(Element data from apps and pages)
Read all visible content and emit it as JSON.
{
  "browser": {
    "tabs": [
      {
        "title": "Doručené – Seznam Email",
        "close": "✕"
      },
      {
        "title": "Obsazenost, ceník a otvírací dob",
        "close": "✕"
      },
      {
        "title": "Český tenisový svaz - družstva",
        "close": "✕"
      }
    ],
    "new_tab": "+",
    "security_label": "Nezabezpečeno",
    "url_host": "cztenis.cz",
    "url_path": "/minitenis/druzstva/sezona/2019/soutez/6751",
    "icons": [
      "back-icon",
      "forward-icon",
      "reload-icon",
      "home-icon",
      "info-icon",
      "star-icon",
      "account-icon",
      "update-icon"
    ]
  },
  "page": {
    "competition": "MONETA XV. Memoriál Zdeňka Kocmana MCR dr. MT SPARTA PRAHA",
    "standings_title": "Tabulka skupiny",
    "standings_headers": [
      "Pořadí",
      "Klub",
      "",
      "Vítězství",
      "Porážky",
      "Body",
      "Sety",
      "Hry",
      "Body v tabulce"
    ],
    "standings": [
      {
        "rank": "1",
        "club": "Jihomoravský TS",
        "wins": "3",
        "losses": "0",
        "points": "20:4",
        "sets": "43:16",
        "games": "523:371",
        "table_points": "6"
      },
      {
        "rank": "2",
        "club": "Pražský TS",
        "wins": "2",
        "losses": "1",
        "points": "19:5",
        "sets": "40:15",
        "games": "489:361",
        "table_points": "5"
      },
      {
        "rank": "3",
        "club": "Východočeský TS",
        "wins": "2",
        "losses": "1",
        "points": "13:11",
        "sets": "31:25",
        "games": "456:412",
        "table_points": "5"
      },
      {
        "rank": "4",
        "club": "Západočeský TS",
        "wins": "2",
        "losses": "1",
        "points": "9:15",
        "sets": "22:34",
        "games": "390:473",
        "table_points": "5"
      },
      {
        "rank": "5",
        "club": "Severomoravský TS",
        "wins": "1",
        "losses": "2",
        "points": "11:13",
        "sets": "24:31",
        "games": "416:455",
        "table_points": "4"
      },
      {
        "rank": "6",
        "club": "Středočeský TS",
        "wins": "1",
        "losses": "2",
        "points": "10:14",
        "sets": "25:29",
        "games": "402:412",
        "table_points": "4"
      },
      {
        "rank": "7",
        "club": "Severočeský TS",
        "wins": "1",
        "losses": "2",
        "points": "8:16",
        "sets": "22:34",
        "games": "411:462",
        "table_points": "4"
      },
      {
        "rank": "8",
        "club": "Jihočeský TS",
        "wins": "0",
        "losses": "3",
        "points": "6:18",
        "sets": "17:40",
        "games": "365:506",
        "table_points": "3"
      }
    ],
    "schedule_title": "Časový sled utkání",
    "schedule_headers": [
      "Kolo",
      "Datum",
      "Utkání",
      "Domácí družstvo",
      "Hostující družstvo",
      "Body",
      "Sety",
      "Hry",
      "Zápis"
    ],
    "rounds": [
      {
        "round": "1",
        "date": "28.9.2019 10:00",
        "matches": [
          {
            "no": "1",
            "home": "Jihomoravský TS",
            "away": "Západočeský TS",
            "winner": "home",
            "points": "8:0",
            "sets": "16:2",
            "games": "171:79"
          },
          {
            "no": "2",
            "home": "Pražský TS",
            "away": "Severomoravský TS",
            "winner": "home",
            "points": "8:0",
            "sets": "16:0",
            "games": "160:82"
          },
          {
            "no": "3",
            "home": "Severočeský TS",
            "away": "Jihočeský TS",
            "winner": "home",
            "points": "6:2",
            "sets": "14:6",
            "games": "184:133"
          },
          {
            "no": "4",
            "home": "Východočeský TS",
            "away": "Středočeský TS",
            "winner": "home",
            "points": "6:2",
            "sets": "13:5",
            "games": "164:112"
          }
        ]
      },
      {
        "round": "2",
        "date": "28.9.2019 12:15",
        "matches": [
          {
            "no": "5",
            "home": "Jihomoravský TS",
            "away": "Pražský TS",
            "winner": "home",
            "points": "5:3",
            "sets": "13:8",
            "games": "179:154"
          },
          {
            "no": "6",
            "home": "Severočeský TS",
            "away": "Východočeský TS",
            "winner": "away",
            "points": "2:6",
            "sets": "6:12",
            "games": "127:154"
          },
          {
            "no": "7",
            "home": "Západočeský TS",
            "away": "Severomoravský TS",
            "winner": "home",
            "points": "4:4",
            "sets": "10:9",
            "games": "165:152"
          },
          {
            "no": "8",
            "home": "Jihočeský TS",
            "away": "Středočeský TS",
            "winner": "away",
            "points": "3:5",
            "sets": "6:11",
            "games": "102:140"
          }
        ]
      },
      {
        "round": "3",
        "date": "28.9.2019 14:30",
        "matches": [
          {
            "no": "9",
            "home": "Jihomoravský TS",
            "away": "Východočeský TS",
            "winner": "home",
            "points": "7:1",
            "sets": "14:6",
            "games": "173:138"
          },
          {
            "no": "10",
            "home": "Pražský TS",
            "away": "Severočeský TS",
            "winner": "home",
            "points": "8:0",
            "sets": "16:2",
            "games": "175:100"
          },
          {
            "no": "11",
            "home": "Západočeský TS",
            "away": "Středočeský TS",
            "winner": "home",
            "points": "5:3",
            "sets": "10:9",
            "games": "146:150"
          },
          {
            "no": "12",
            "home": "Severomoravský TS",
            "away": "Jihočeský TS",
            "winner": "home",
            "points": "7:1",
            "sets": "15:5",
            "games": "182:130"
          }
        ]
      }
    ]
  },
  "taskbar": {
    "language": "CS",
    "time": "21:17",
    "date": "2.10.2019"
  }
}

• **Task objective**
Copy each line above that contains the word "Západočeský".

• **Output for this exercise**
        "club": "Západočeský TS",
            "away": "Západočeský TS",
            "home": "Západočeský TS",
            "home": "Západočeský TS",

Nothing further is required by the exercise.